Can biotechs build businesses around discovery research?
It's a subject IN VIVO tackled last November, in Roger Longman's article "The $100 Million IND." While the answer is, of course, that it depends--on a variety of factors--the $100 million benchmark has gained both credibility (among biotechs) and perhaps not a little notoriety (at their pharma counterparts).
Over the weekend the NJ's Star Ledger took a look at biotech's 9-figure ambition, and noted the upward progress of the price of discovery: essentially, you've come a long way, baby.
(We certainly did not.)
It should be noted that the $100 million figure is extrapolated from Infinity Pharmaceuticals' cost-based analysis of drug discovery, a method Infinity's Jeff Tong talked at length about at our recent Pharmaceutical Strategic Outlook meeting in New York.
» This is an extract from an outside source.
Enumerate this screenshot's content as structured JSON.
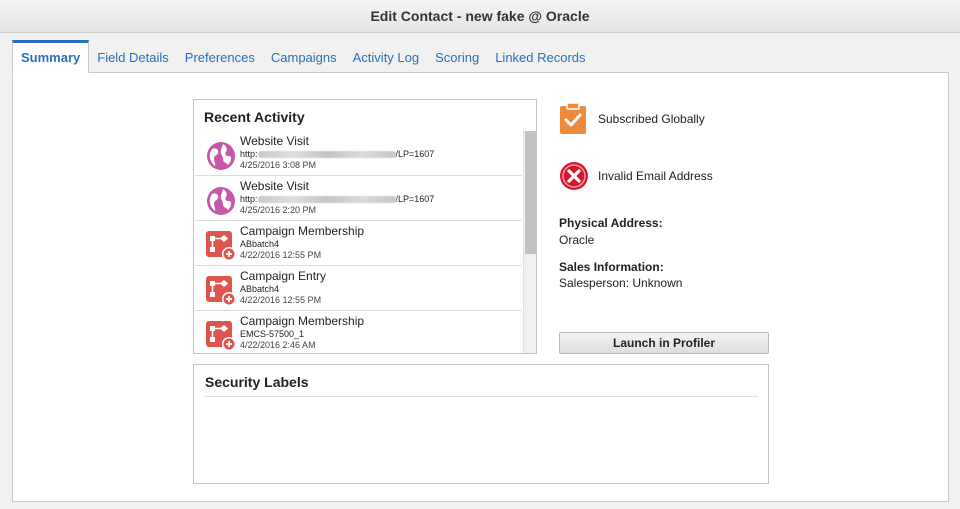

The upshot is this: top tier IND-stage biotech assets are fetching the kinds of prices that should allow those biotechs that are very good at discovery research--Infinity and its ilk--to build profitable businesses without resorting to highly dilutive equity fundraising or attempting to move downstream into later-stage development and commercialization -- seen by most investors and management teams as a requirement for any successful biotech and a high costly aspect of dealmaking for the pharmas whose infrastructure the biotechs feel forced to duplicate.
Indeed, in an article in the upcoming IN VIVO, Alnylam Pharmaceuticals CEO John Maraganore argues that biotechs could be willing to give up their ambitions for development and commercial infrastructure in return for a bigger chunk of royalties -- say 20%.
Whether the reason for these increased valuations is an increased recognition of INDs' worth, desperation at Big Pharma exploited by savvy biotechs, or a simple case of supply and demand doesn't really matter. It seems the $100 million IND is here to stay.